The UAE is a young country, and the story of the evolution of real estate in its largest Emirate is short but eventful. The book From Rags to Riches by Mohammed Al Fahim gives us the first fascinating glimpse into how the ownership of real estate really began. It was the wish of Sheikh Zayed bin Sultan that every citizen have three pieces of land. One for a house to live in, one for a shop to make money live, and one for a store for that shop. He began gifting these plots of land to make sure his people had a roof over their heads and money in their pockets. It ushered in a long tradition of the gifting of land. Most lands at the time (and to this day) were unclaimed and available to the government to provide to its people.
During this time, UAE Nationals were discouraged from buying or selling their gifted property in Abu Dhabi. They could only acquire land by grant from the government. An excellent example of this is the Khalidiya Area of Abu Dhabi, so named after Sheikh Khalid bin Sultan, Sheikh Zayed’s older brother. Sheikh Khalid was granted large amounts of land in the area, which he faithfully developed, and it became known by his name.
Sheikh Zayed bin Sultan passed away in 2004. Under his son, Khalifa Bin Zayed two new laws were enacted in 2005. The first Law 3 of 2005 allowed Emiratis to buy and sell the property they had been gifted. The second, Law 19 of 2005, established “Investment Zones.” These Investment Zones (the first two were Reem Island and Raha Beach) finally allowed non-nationals to buy property.
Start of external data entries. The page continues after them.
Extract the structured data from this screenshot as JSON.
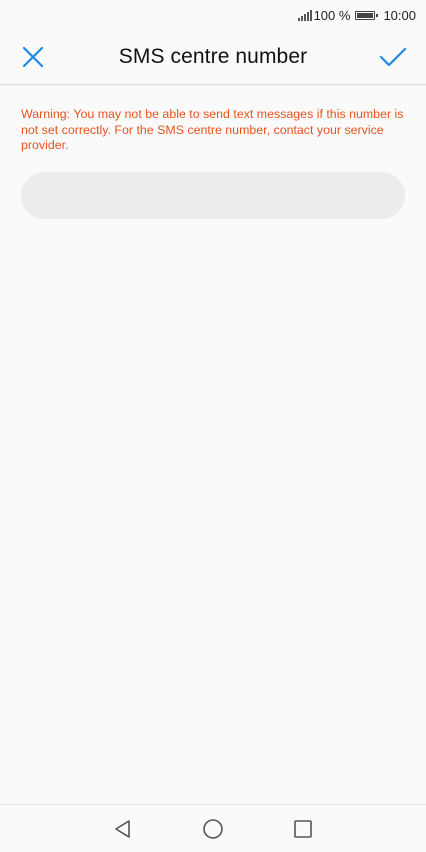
{
  "status_bar": {
    "battery_percent": "100 %",
    "time": "10:00",
    "signal_icon": "signal-icon",
    "battery_icon": "battery-icon"
  },
  "toolbar": {
    "title": "SMS centre number",
    "close_icon": "close-icon",
    "confirm_icon": "check-icon",
    "accent_color": "#1e88e5"
  },
  "content": {
    "warning_text": "Warning: You may not be able to send text messages if this number is not set correctly. For the SMS centre number, contact your service provider.",
    "warning_color": "#e8531f",
    "sms_number_value": "",
    "sms_number_placeholder": ""
  },
  "nav_bar": {
    "back_icon": "back-triangle-icon",
    "home_icon": "home-circle-icon",
    "recents_icon": "recents-square-icon"
  }
}
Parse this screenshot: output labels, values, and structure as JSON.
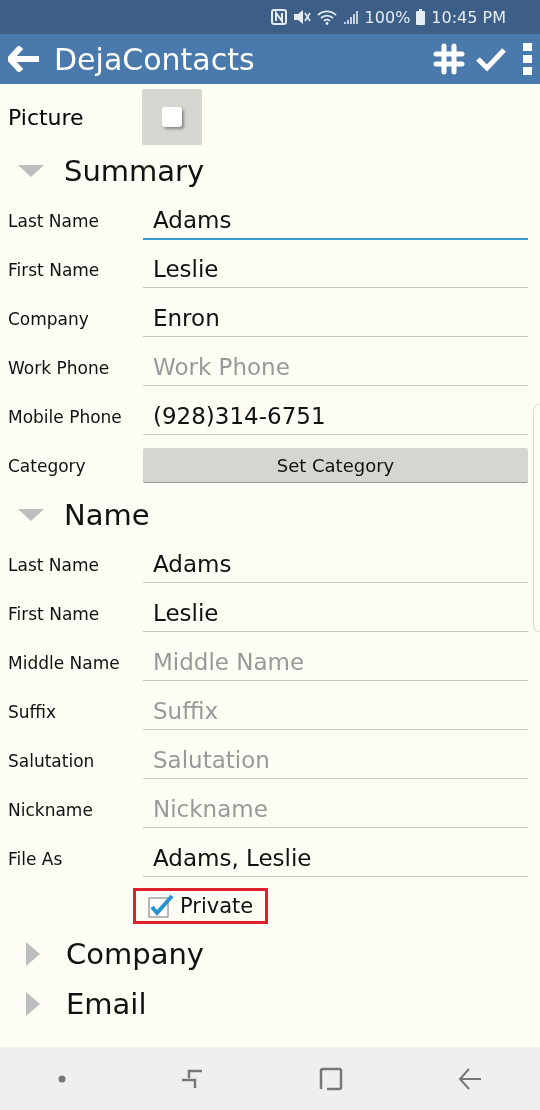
{
  "status_bar": {
    "battery": "100%",
    "time": "10:45 PM"
  },
  "app_bar": {
    "title": "DejaContacts"
  },
  "picture": {
    "label": "Picture",
    "checked": false
  },
  "sections": [
    {
      "title": "Summary",
      "expanded": true,
      "rows": [
        {
          "kind": "field",
          "label": "Last Name",
          "value": "Adams",
          "focused": true
        },
        {
          "kind": "field",
          "label": "First Name",
          "value": "Leslie",
          "focused": false
        },
        {
          "kind": "field",
          "label": "Company",
          "value": "Enron",
          "focused": false
        },
        {
          "kind": "field",
          "label": "Work Phone",
          "placeholder": "Work Phone",
          "focused": false
        },
        {
          "kind": "field",
          "label": "Mobile Phone",
          "value": "(928)314-6751",
          "focused": false
        },
        {
          "kind": "button",
          "label": "Category",
          "button": "Set Category"
        }
      ]
    },
    {
      "title": "Name",
      "expanded": true,
      "rows": [
        {
          "kind": "field",
          "label": "Last Name",
          "value": "Adams",
          "focused": false
        },
        {
          "kind": "field",
          "label": "First Name",
          "value": "Leslie",
          "focused": false
        },
        {
          "kind": "field",
          "label": "Middle Name",
          "placeholder": "Middle Name",
          "focused": false
        },
        {
          "kind": "field",
          "label": "Suffix",
          "placeholder": "Suffix",
          "focused": false
        },
        {
          "kind": "field",
          "label": "Salutation",
          "placeholder": "Salutation",
          "focused": false
        },
        {
          "kind": "field",
          "label": "Nickname",
          "placeholder": "Nickname",
          "focused": false
        },
        {
          "kind": "field",
          "label": "File As",
          "value": "Adams, Leslie",
          "focused": false
        },
        {
          "kind": "checkbox",
          "label": "Private",
          "checked": true,
          "highlighted": true
        }
      ]
    },
    {
      "title": "Company",
      "expanded": false
    },
    {
      "title": "Email",
      "expanded": false
    }
  ]
}
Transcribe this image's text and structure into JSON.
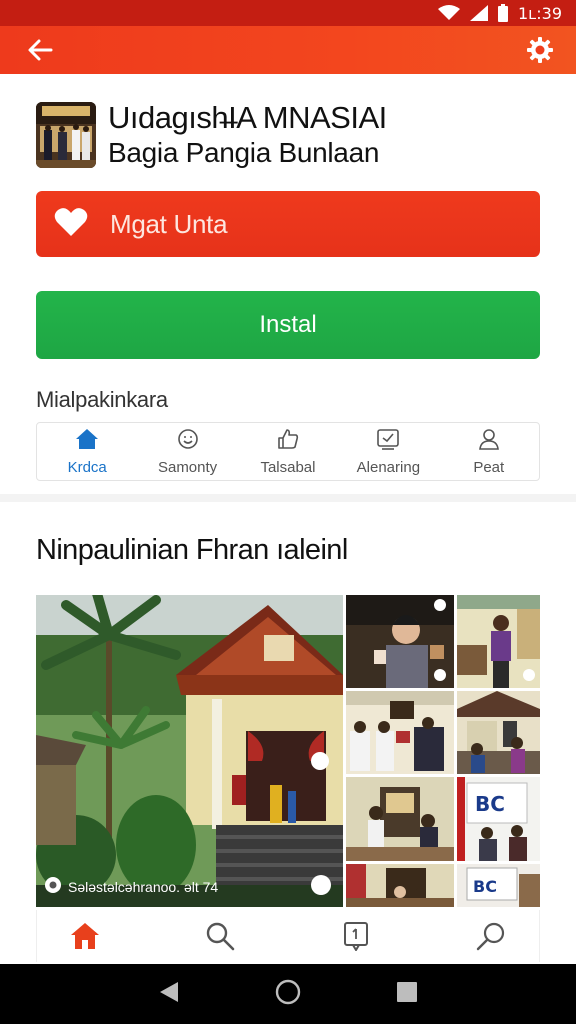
{
  "status_bar": {
    "time": "1ʟ:39"
  },
  "app": {
    "title": "Uıdagısh̶IA MNASIAI",
    "subtitle": "Bagia Pangia Bunlaan"
  },
  "actions": {
    "wishlist_label": "Mgat Unta",
    "install_label": "Instal"
  },
  "categories": {
    "heading": "Mialpakinkara",
    "tabs": [
      {
        "label": "Krdca",
        "icon": "home-icon",
        "active": true
      },
      {
        "label": "Samonty",
        "icon": "smile-icon",
        "active": false
      },
      {
        "label": "Talsabal",
        "icon": "thumbs-up-icon",
        "active": false
      },
      {
        "label": "Alenaring",
        "icon": "check-box-icon",
        "active": false
      },
      {
        "label": "Peat",
        "icon": "person-icon",
        "active": false
      }
    ]
  },
  "gallery": {
    "title": "Ninpaulinian Fhran ıaleinl",
    "main_caption": "Sələstəlcəhranoo. əlt 74"
  },
  "colors": {
    "status_bar": "#c41e12",
    "app_bar": "#ef3d1c",
    "wishlist": "#ea351b",
    "install": "#21ad47",
    "active_tab": "#1a73c8",
    "nav_home": "#e8401c"
  },
  "bottom_nav": [
    "home-icon",
    "search-icon",
    "bookmark-icon",
    "search-alt-icon"
  ],
  "system_nav": [
    "back-icon",
    "home-circle-icon",
    "recents-icon"
  ]
}
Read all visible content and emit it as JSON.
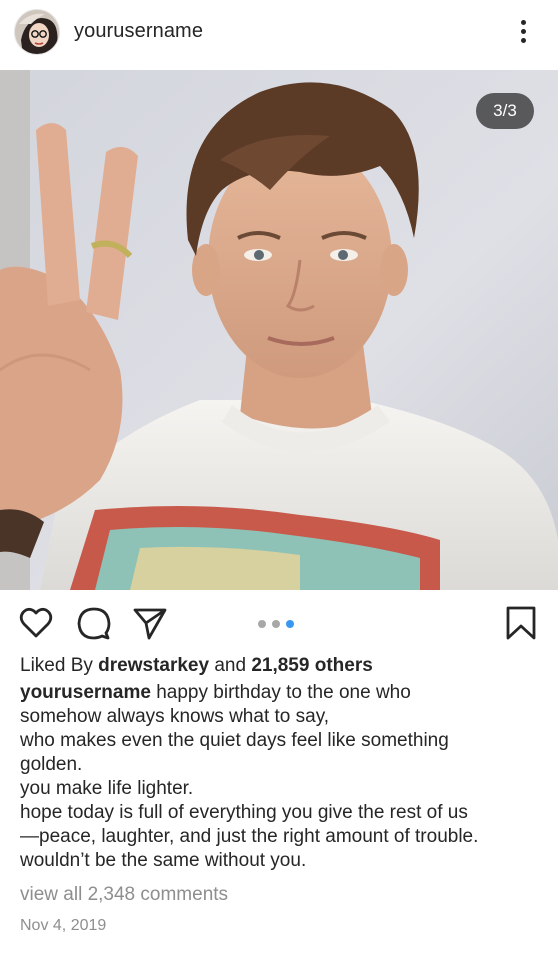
{
  "header": {
    "username": "yourusername"
  },
  "post": {
    "counter": "3/3",
    "carousel": {
      "total": 3,
      "active": 3
    }
  },
  "likes": {
    "prefix": "Liked By",
    "user": "drewstarkey",
    "connector": "and",
    "others": "21,859 others"
  },
  "caption": {
    "username": "yourusername",
    "lines": [
      "happy birthday to the one who",
      "somehow always knows what to say,",
      "who makes even the quiet days feel like something",
      "golden.",
      "you make life lighter.",
      "hope today is full of everything you give the rest of us",
      "—peace, laughter, and just the right amount of trouble.",
      "wouldn’t be the same without you."
    ]
  },
  "comments_link": "view all 2,348 comments",
  "date": "Nov 4, 2019",
  "icons": {
    "more": "more-vertical-icon",
    "like": "heart-icon",
    "comment": "comment-icon",
    "share": "send-icon",
    "save": "bookmark-icon"
  },
  "colors": {
    "text": "#262626",
    "muted": "#8e8e8e",
    "dot_inactive": "#a8a8a8",
    "dot_active": "#3897f0"
  }
}
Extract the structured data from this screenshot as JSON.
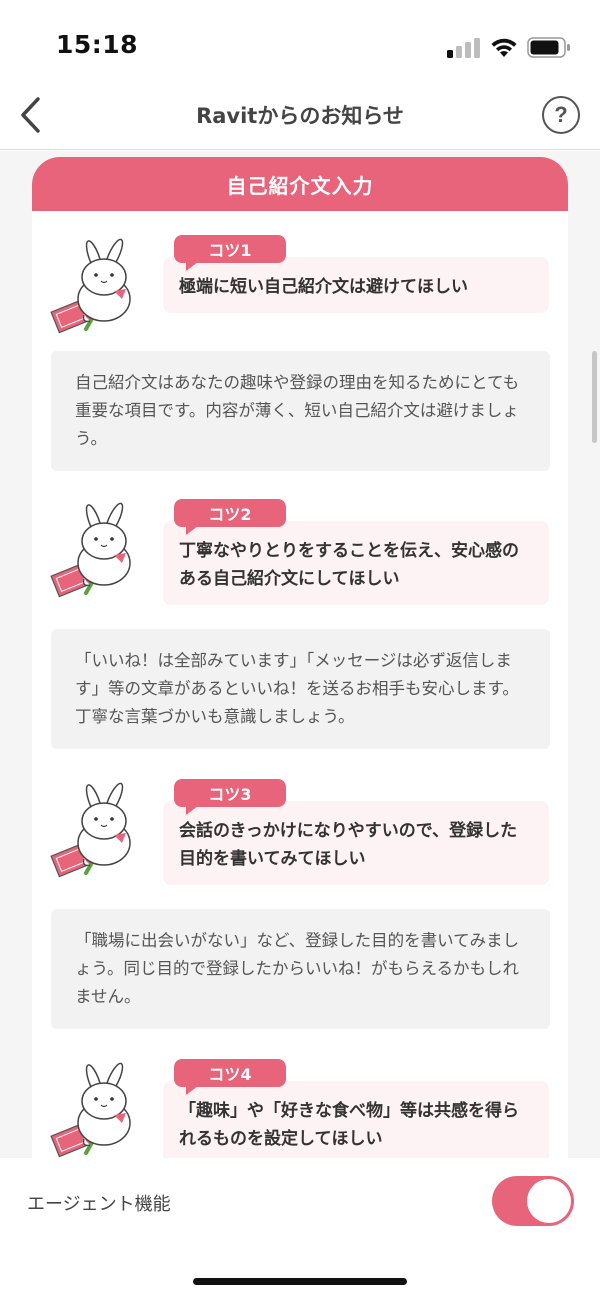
{
  "status_bar": {
    "time": "15:18"
  },
  "nav": {
    "title": "Ravitからのお知らせ",
    "help_symbol": "?"
  },
  "section": {
    "title": "自己紹介文入力"
  },
  "tips": [
    {
      "badge": "コツ1",
      "title": "極端に短い自己紹介文は避けてほしい",
      "description": "自己紹介文はあなたの趣味や登録の理由を知るためにとても重要な項目です。内容が薄く、短い自己紹介文は避けましょう。"
    },
    {
      "badge": "コツ2",
      "title": "丁寧なやりとりをすることを伝え、安心感のある自己紹介文にしてほしい",
      "description": "「いいね！は全部みています」「メッセージは必ず返信します」等の文章があるといいね！を送るお相手も安心します。丁寧な言葉づかいも意識しましょう。"
    },
    {
      "badge": "コツ3",
      "title": "会話のきっかけになりやすいので、登録した目的を書いてみてほしい",
      "description": "「職場に出会いがない」など、登録した目的を書いてみましょう。同じ目的で登録したからいいね！がもらえるかもしれません。"
    },
    {
      "badge": "コツ4",
      "title": "「趣味」や「好きな食べ物」等は共感を得られるものを設定してほしい",
      "description": ""
    }
  ],
  "agent": {
    "label": "エージェント機能",
    "enabled": true
  },
  "colors": {
    "accent": "#e8647a",
    "tip_title_bg": "#fdf2f4",
    "desc_bg": "#f2f2f2"
  },
  "icons": {
    "back": "chevron-left-icon",
    "help": "question-circle-icon",
    "tip_illustration": "rabbit-with-notebook-illustration"
  }
}
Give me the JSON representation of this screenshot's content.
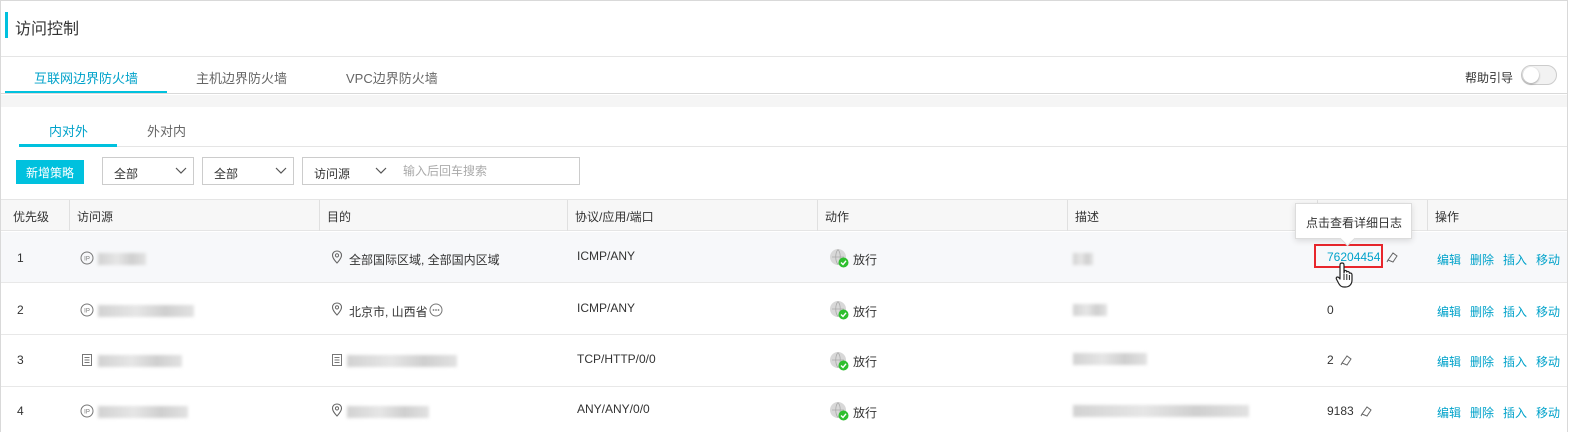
{
  "page": {
    "title": "访问控制"
  },
  "top_tabs": [
    "互联网边界防火墙",
    "主机边界防火墙",
    "VPC边界防火墙"
  ],
  "help": {
    "label": "帮助引导",
    "enabled": false
  },
  "sub_tabs": [
    "内对外",
    "外对内"
  ],
  "toolbar": {
    "new_button": "新增策略",
    "filter1": "全部",
    "filter2": "全部",
    "filter3": "访问源",
    "search_placeholder": "输入后回车搜索"
  },
  "table": {
    "columns": [
      "优先级",
      "访问源",
      "目的",
      "协议/应用/端口",
      "动作",
      "描述",
      "",
      "操作"
    ],
    "rows": [
      {
        "priority": "1",
        "dest": "全部国际区域, 全部国内区域",
        "protocol": "ICMP/ANY",
        "action": "放行",
        "hits": "76204454"
      },
      {
        "priority": "2",
        "dest": "北京市, 山西省",
        "protocol": "ICMP/ANY",
        "action": "放行",
        "hits": "0"
      },
      {
        "priority": "3",
        "dest": "",
        "protocol": "TCP/HTTP/0/0",
        "action": "放行",
        "hits": "2"
      },
      {
        "priority": "4",
        "dest": "",
        "protocol": "ANY/ANY/0/0",
        "action": "放行",
        "hits": "9183"
      }
    ],
    "ops": [
      "编辑",
      "删除",
      "插入",
      "移动"
    ]
  },
  "tooltip": "点击查看详细日志",
  "colors": {
    "accent": "#00c1de",
    "link": "#00a2ca",
    "highlight": "#e8262c",
    "allow": "#2ebf2e"
  }
}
They could buy a 99-year lease over villas and apartments called “Usufruct.” Members of the GCC and Emiratis could buy freeholds in these areas.
Real estate boomed until the global crash in 2008/9 affecting first Dubai and then Abu Dhabi. The recovery started in 2011 and was only stalled by the “Oil Recession” in 2015 when Brent Crude dropped from over 100 dollars per barrel to below 30. The effect on the Gulf and government spending saw Abu Dhabi and Dubai property prices begin to slide, losing almost 10% per year for the next five years.
In 2015 the biggest piece of real estate legislation in the history of Abu Dhabi was passed. Law 3 of 2015, “Concerning The Regulation Of Real Estate in Emirate of Abu Dhabi,” legislation primarily aimed at stopping the issues that arose in 2008/9, where developers took money from off-plan sales but never completed the projects. But it also covered the regulation of real estate professionals, owner’s associations, mortgages, and many other items.
The next big leap came in 2019 when expatriates were granted the right to own freehold property in Investment Zones by Law 13 of 2019. By this point, ownership in Investment Zones which had been evidenced only by contracts (Sale and Purchase Agreements (SPAs)), began to be officially registered in the Abu Dhabi Municipality, giving much more security to the rights of ownership.
All this time, property prices in the Emirate were declining until the unlikely savior, the Covid Pandemic, arrested this price decline. Some areas (notable high-end villas and apartments) took off. Prices in places like Hidd Saadiyat and Mamsha went up 20 to 30 percent in one year.
What does the future hold? Only time will tell, but it is a fantastic ride.
By: Ben Crompton